MATERIAL FOR THIS TASK
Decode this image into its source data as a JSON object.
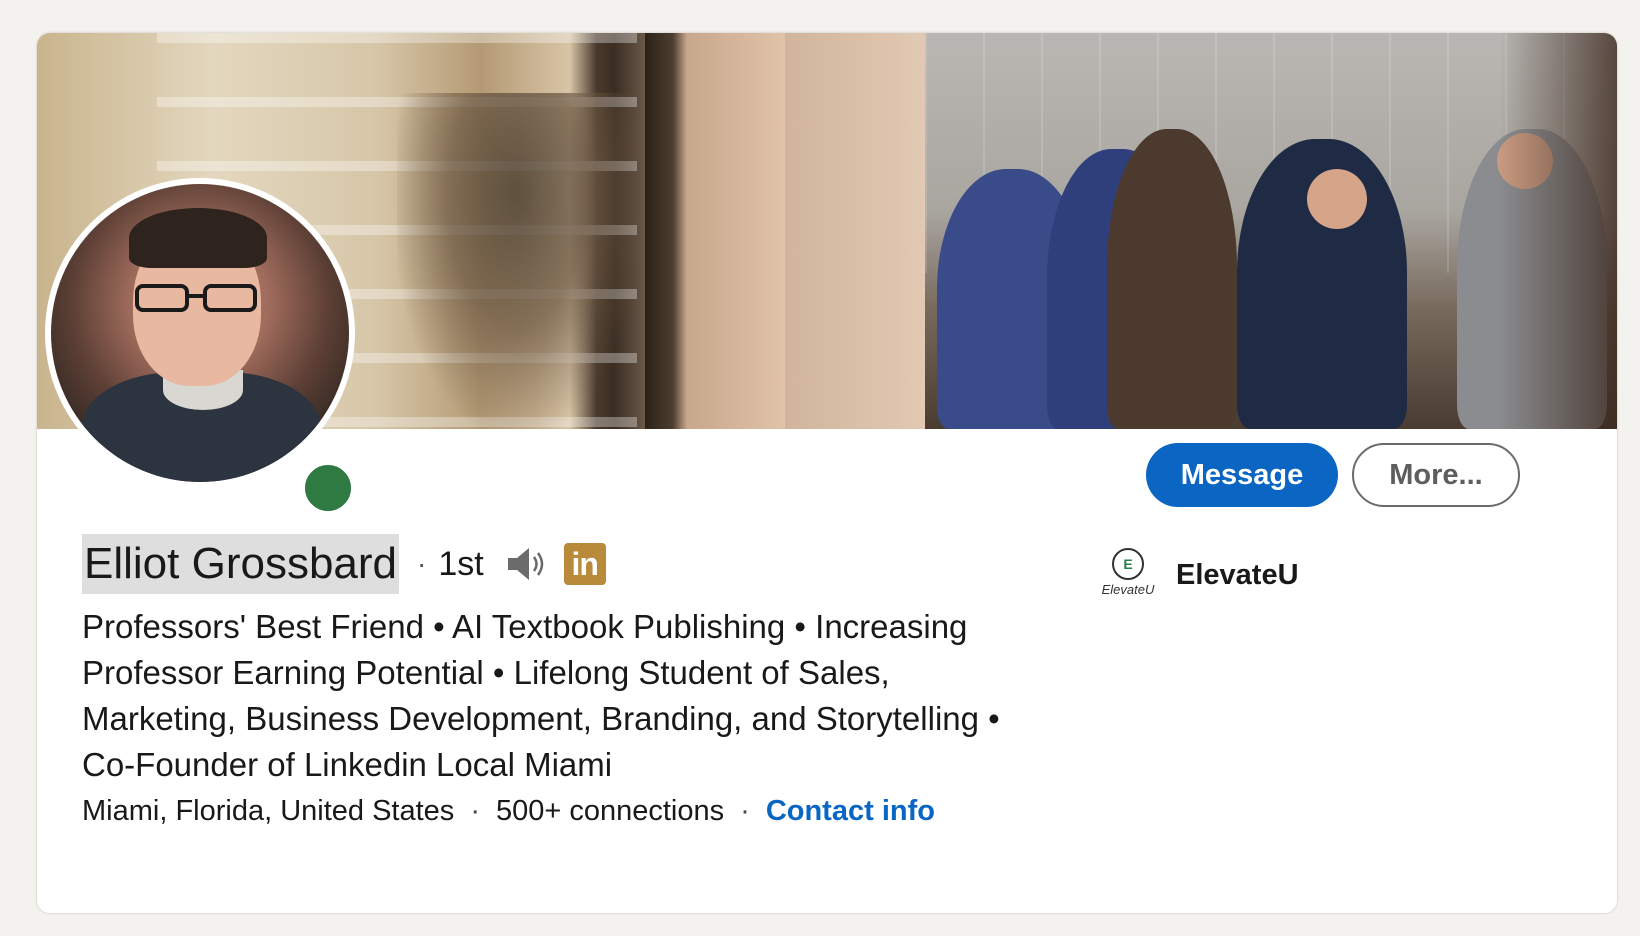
{
  "profile": {
    "name": "Elliot Grossbard",
    "separator": "·",
    "connection_degree": "1st",
    "linkedin_badge": "in",
    "headline": "Professors' Best Friend • AI Textbook Publishing • Increasing Professor Earning Potential • Lifelong Student of Sales, Marketing, Business Development, Branding, and Storytelling • Co-Founder of Linkedin Local Miami",
    "location": "Miami, Florida, United States",
    "connections": "500+ connections",
    "contact_info": "Contact info",
    "online_status": "online"
  },
  "actions": {
    "message_label": "Message",
    "more_label": "More..."
  },
  "company": {
    "name": "ElevateU",
    "logo_mark": "E",
    "logo_wordmark": "ElevateU"
  },
  "colors": {
    "brand_blue": "#0a66c2",
    "online_green": "#2f7a43",
    "linkedin_badge": "#b88a3a",
    "background": "#f4f2ee"
  },
  "icons": {
    "pronunciation": "speaker-icon",
    "linkedin": "linkedin-icon"
  }
}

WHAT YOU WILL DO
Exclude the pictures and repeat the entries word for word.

OUTPUT FOR THIS TASK
Decode this image into its source data as a JSON object.
{
  "profile": {
    "name": "Elliot Grossbard",
    "separator": "·",
    "connection_degree": "1st",
    "linkedin_badge": "in",
    "headline": "Professors' Best Friend • AI Textbook Publishing • Increasing Professor Earning Potential • Lifelong Student of Sales, Marketing, Business Development, Branding, and Storytelling • Co-Founder of Linkedin Local Miami",
    "location": "Miami, Florida, United States",
    "connections": "500+ connections",
    "contact_info": "Contact info",
    "online_status": "online"
  },
  "actions": {
    "message_label": "Message",
    "more_label": "More..."
  },
  "company": {
    "name": "ElevateU",
    "logo_mark": "E",
    "logo_wordmark": "ElevateU"
  },
  "colors": {
    "brand_blue": "#0a66c2",
    "online_green": "#2f7a43",
    "linkedin_badge": "#b88a3a",
    "background": "#f4f2ee"
  },
  "icons": {
    "pronunciation": "speaker-icon",
    "linkedin": "linkedin-icon"
  }
}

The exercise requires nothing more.